• [Requirement]:
Return the data in full, exactly as it was written.

Given entries Start Marker

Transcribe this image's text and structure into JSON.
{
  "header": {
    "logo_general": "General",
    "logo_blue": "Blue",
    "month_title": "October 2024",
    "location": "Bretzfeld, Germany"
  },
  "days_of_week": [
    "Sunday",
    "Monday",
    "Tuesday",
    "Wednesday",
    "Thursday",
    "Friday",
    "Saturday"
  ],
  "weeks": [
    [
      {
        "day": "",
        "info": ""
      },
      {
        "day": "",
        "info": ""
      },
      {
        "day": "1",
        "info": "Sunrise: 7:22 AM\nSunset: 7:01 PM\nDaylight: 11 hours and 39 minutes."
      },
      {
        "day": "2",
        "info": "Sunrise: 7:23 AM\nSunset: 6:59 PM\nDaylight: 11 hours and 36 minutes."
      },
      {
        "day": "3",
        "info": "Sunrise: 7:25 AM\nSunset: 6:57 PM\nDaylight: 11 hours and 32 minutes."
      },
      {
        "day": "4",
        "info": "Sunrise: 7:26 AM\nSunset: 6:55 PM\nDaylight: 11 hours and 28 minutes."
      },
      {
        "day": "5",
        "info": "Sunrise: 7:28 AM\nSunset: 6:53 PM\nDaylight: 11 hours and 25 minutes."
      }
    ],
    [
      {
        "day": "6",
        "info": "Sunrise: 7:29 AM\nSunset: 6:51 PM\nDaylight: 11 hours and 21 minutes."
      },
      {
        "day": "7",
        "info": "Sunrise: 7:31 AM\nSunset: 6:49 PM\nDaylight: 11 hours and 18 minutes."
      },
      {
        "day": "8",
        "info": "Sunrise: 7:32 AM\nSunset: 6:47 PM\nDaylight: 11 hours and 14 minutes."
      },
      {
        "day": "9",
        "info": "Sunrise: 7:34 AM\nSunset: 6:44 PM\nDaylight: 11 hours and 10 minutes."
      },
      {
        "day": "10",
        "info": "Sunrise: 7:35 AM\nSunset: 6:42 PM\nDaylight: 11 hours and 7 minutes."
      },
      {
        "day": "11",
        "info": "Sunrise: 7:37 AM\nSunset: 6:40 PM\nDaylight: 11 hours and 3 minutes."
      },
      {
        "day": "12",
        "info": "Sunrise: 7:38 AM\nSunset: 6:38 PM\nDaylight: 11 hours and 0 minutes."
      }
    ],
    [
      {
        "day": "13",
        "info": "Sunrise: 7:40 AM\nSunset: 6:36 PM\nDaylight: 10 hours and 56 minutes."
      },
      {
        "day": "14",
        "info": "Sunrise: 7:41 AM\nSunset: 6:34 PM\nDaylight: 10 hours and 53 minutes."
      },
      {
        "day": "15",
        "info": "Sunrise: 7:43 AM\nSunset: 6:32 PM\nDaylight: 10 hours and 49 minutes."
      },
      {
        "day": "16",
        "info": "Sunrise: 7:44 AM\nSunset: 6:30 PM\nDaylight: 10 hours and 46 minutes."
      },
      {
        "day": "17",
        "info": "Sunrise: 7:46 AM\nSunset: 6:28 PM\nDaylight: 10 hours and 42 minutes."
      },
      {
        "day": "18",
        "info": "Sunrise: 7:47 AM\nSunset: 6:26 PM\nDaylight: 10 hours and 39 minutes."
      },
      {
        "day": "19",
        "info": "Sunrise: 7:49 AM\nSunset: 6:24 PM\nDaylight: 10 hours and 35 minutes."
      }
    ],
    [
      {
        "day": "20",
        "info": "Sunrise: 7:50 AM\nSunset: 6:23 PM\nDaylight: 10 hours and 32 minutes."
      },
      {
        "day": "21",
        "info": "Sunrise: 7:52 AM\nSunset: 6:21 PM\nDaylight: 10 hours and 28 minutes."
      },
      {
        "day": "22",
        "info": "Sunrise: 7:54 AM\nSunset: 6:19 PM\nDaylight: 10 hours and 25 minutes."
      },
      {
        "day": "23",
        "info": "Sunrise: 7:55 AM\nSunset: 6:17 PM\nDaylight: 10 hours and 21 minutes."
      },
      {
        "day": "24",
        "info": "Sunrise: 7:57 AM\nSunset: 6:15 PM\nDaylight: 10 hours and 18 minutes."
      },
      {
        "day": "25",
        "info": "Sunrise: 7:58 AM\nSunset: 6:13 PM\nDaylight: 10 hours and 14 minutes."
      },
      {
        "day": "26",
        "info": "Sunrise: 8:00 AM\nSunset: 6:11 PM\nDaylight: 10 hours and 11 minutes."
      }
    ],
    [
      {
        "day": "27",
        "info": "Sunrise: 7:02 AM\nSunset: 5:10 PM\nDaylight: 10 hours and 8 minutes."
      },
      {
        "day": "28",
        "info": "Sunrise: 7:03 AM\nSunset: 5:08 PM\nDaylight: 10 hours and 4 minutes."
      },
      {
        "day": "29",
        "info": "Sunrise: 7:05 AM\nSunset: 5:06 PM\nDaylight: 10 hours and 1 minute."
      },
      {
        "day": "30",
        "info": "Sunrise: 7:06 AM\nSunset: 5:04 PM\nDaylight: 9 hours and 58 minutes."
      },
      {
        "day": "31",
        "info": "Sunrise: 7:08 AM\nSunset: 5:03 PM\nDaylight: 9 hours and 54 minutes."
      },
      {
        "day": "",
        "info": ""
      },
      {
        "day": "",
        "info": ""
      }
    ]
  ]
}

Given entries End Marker

• [Exercise answer]:
Transcribe this image's text and structure into JSON.
{
  "header": {
    "logo_general": "General",
    "logo_blue": "Blue",
    "month_title": "October 2024",
    "location": "Bretzfeld, Germany"
  },
  "days_of_week": [
    "Sunday",
    "Monday",
    "Tuesday",
    "Wednesday",
    "Thursday",
    "Friday",
    "Saturday"
  ],
  "weeks": [
    [
      {
        "day": "",
        "info": ""
      },
      {
        "day": "",
        "info": ""
      },
      {
        "day": "1",
        "info": "Sunrise: 7:22 AM\nSunset: 7:01 PM\nDaylight: 11 hours and 39 minutes."
      },
      {
        "day": "2",
        "info": "Sunrise: 7:23 AM\nSunset: 6:59 PM\nDaylight: 11 hours and 36 minutes."
      },
      {
        "day": "3",
        "info": "Sunrise: 7:25 AM\nSunset: 6:57 PM\nDaylight: 11 hours and 32 minutes."
      },
      {
        "day": "4",
        "info": "Sunrise: 7:26 AM\nSunset: 6:55 PM\nDaylight: 11 hours and 28 minutes."
      },
      {
        "day": "5",
        "info": "Sunrise: 7:28 AM\nSunset: 6:53 PM\nDaylight: 11 hours and 25 minutes."
      }
    ],
    [
      {
        "day": "6",
        "info": "Sunrise: 7:29 AM\nSunset: 6:51 PM\nDaylight: 11 hours and 21 minutes."
      },
      {
        "day": "7",
        "info": "Sunrise: 7:31 AM\nSunset: 6:49 PM\nDaylight: 11 hours and 18 minutes."
      },
      {
        "day": "8",
        "info": "Sunrise: 7:32 AM\nSunset: 6:47 PM\nDaylight: 11 hours and 14 minutes."
      },
      {
        "day": "9",
        "info": "Sunrise: 7:34 AM\nSunset: 6:44 PM\nDaylight: 11 hours and 10 minutes."
      },
      {
        "day": "10",
        "info": "Sunrise: 7:35 AM\nSunset: 6:42 PM\nDaylight: 11 hours and 7 minutes."
      },
      {
        "day": "11",
        "info": "Sunrise: 7:37 AM\nSunset: 6:40 PM\nDaylight: 11 hours and 3 minutes."
      },
      {
        "day": "12",
        "info": "Sunrise: 7:38 AM\nSunset: 6:38 PM\nDaylight: 11 hours and 0 minutes."
      }
    ],
    [
      {
        "day": "13",
        "info": "Sunrise: 7:40 AM\nSunset: 6:36 PM\nDaylight: 10 hours and 56 minutes."
      },
      {
        "day": "14",
        "info": "Sunrise: 7:41 AM\nSunset: 6:34 PM\nDaylight: 10 hours and 53 minutes."
      },
      {
        "day": "15",
        "info": "Sunrise: 7:43 AM\nSunset: 6:32 PM\nDaylight: 10 hours and 49 minutes."
      },
      {
        "day": "16",
        "info": "Sunrise: 7:44 AM\nSunset: 6:30 PM\nDaylight: 10 hours and 46 minutes."
      },
      {
        "day": "17",
        "info": "Sunrise: 7:46 AM\nSunset: 6:28 PM\nDaylight: 10 hours and 42 minutes."
      },
      {
        "day": "18",
        "info": "Sunrise: 7:47 AM\nSunset: 6:26 PM\nDaylight: 10 hours and 39 minutes."
      },
      {
        "day": "19",
        "info": "Sunrise: 7:49 AM\nSunset: 6:24 PM\nDaylight: 10 hours and 35 minutes."
      }
    ],
    [
      {
        "day": "20",
        "info": "Sunrise: 7:50 AM\nSunset: 6:23 PM\nDaylight: 10 hours and 32 minutes."
      },
      {
        "day": "21",
        "info": "Sunrise: 7:52 AM\nSunset: 6:21 PM\nDaylight: 10 hours and 28 minutes."
      },
      {
        "day": "22",
        "info": "Sunrise: 7:54 AM\nSunset: 6:19 PM\nDaylight: 10 hours and 25 minutes."
      },
      {
        "day": "23",
        "info": "Sunrise: 7:55 AM\nSunset: 6:17 PM\nDaylight: 10 hours and 21 minutes."
      },
      {
        "day": "24",
        "info": "Sunrise: 7:57 AM\nSunset: 6:15 PM\nDaylight: 10 hours and 18 minutes."
      },
      {
        "day": "25",
        "info": "Sunrise: 7:58 AM\nSunset: 6:13 PM\nDaylight: 10 hours and 14 minutes."
      },
      {
        "day": "26",
        "info": "Sunrise: 8:00 AM\nSunset: 6:11 PM\nDaylight: 10 hours and 11 minutes."
      }
    ],
    [
      {
        "day": "27",
        "info": "Sunrise: 7:02 AM\nSunset: 5:10 PM\nDaylight: 10 hours and 8 minutes."
      },
      {
        "day": "28",
        "info": "Sunrise: 7:03 AM\nSunset: 5:08 PM\nDaylight: 10 hours and 4 minutes."
      },
      {
        "day": "29",
        "info": "Sunrise: 7:05 AM\nSunset: 5:06 PM\nDaylight: 10 hours and 1 minute."
      },
      {
        "day": "30",
        "info": "Sunrise: 7:06 AM\nSunset: 5:04 PM\nDaylight: 9 hours and 58 minutes."
      },
      {
        "day": "31",
        "info": "Sunrise: 7:08 AM\nSunset: 5:03 PM\nDaylight: 9 hours and 54 minutes."
      },
      {
        "day": "",
        "info": ""
      },
      {
        "day": "",
        "info": ""
      }
    ]
  ]
}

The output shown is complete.